:: REQUIREMENT ::
Copy out all lines from the entries below in which "JSON" occurs.

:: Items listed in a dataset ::
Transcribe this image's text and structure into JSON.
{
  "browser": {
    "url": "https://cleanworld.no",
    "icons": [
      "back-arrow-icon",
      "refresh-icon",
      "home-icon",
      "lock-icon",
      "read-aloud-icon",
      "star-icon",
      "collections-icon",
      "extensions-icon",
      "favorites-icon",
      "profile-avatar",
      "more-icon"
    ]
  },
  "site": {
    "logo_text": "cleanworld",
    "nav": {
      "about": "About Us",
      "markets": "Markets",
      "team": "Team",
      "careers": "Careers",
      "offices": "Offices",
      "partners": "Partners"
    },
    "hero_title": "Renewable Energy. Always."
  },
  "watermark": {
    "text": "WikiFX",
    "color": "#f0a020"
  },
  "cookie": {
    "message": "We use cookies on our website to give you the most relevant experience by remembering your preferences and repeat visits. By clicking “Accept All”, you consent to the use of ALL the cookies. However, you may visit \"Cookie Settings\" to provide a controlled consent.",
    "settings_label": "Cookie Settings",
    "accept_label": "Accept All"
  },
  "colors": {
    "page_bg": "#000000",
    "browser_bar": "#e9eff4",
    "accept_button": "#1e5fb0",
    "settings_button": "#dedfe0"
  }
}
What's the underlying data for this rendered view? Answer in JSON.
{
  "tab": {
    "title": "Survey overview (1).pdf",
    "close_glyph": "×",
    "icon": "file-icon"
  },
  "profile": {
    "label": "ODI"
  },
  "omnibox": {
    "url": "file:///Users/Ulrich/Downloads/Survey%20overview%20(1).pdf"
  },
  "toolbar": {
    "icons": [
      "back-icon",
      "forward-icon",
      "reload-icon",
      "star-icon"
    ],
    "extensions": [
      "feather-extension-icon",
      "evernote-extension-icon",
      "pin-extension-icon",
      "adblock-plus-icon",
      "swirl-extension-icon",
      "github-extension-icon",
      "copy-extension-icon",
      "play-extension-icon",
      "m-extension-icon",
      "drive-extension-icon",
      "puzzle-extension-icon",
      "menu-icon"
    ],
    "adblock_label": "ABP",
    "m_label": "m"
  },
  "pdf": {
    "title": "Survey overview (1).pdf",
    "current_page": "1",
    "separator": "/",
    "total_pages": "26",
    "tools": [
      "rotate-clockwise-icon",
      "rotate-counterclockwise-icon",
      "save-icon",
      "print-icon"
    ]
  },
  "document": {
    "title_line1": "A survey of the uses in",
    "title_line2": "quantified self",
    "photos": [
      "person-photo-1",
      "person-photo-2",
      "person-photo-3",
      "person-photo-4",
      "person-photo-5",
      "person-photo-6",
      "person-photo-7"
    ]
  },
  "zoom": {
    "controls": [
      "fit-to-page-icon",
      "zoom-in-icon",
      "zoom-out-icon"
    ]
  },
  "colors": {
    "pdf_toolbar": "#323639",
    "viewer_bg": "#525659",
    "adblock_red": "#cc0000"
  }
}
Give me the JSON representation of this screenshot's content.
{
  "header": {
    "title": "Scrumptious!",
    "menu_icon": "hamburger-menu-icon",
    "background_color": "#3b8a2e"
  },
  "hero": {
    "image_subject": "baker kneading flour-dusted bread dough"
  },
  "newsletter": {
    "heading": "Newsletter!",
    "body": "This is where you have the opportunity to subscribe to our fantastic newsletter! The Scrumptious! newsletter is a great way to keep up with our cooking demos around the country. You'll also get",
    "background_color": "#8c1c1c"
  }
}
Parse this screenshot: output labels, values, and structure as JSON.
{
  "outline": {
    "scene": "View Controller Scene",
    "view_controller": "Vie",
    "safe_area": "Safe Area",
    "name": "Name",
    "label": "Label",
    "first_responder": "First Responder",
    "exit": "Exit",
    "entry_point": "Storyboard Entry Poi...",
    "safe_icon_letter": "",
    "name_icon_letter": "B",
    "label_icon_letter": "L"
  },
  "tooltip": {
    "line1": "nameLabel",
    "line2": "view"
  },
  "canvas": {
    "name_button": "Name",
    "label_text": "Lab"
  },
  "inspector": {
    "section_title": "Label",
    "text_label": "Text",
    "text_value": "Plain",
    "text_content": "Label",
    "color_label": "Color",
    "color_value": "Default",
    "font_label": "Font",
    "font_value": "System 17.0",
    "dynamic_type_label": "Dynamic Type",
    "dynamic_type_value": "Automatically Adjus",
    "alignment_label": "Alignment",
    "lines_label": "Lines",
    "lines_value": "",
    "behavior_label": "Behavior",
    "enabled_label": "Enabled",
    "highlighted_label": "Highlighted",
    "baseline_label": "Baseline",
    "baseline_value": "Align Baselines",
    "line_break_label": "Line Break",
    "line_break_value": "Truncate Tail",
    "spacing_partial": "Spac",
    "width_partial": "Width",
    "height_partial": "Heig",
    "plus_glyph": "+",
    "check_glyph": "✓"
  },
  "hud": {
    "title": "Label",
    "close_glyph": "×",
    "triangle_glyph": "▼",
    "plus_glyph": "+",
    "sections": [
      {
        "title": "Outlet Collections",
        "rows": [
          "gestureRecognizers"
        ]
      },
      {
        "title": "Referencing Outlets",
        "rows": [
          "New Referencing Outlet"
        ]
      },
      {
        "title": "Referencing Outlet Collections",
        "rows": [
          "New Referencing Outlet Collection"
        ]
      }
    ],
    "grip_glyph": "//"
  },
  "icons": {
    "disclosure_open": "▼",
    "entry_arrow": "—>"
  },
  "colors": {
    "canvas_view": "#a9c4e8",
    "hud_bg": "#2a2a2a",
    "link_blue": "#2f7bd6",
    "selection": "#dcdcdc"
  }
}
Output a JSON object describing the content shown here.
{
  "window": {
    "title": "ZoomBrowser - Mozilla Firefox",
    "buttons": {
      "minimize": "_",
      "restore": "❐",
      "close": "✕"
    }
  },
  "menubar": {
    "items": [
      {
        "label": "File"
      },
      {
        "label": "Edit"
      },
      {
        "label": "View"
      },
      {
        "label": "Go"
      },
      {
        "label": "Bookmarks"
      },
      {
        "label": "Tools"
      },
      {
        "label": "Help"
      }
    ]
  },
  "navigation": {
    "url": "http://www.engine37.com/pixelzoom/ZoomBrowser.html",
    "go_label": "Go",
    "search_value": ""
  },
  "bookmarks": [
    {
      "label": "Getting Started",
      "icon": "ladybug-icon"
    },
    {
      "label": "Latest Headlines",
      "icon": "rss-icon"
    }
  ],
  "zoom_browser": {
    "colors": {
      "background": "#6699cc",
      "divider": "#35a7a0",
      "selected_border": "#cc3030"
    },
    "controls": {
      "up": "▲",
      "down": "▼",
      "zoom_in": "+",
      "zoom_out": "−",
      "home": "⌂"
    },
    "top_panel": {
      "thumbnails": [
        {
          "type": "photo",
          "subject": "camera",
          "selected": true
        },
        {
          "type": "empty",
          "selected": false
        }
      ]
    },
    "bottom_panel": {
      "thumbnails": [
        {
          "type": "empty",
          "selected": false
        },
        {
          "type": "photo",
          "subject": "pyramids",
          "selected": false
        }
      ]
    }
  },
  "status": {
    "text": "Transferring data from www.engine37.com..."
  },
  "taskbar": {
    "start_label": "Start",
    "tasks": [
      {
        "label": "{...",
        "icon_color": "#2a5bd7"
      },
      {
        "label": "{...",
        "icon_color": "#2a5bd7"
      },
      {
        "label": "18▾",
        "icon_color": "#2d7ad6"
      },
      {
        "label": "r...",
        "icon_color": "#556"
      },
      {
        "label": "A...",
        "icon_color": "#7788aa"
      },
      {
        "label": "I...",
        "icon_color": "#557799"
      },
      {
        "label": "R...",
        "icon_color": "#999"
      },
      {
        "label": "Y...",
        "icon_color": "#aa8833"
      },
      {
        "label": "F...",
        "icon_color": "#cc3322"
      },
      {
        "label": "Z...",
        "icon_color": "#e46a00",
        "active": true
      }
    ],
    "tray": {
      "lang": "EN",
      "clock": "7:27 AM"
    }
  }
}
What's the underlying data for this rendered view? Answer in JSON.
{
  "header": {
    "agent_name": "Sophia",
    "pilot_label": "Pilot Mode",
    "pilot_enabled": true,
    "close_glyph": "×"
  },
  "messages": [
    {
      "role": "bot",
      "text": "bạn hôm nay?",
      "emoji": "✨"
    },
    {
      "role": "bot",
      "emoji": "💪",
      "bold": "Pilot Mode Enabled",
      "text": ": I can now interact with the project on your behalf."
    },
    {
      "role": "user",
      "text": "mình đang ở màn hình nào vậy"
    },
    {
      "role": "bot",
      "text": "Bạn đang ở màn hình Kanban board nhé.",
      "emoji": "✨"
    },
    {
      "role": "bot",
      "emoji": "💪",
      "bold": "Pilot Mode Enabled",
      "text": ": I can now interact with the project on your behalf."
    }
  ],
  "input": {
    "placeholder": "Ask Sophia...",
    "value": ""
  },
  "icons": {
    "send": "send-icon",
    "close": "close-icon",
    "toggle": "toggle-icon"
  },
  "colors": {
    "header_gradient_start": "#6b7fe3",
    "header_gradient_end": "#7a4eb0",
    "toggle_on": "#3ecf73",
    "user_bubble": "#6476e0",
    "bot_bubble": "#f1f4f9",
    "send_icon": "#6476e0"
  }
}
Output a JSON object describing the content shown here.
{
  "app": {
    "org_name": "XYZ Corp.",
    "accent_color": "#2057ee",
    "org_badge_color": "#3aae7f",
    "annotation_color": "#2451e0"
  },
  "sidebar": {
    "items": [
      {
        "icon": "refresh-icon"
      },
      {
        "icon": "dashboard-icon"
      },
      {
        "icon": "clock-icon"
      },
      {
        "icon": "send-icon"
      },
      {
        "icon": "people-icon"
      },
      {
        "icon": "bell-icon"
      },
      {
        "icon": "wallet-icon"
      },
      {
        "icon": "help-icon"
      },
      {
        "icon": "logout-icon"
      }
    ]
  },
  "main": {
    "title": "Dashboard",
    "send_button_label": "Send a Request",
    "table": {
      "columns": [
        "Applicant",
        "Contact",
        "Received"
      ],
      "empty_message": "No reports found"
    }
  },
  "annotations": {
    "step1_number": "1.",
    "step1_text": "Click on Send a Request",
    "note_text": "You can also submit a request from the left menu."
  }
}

:: SOLUTION FOR THIS PROBLEM ::
Transcribe this image's text and structure into JSON.
What's the underlying data for this rendered view? Answer in JSON.
Give me the JSON representation of this screenshot's content.
Parse this screenshot: output labels, values, and structure as JSON.
Output a JSON object describing the content shown here.
What's the underlying data for this rendered view? Answer in JSON.
Output a JSON object describing the content shown here.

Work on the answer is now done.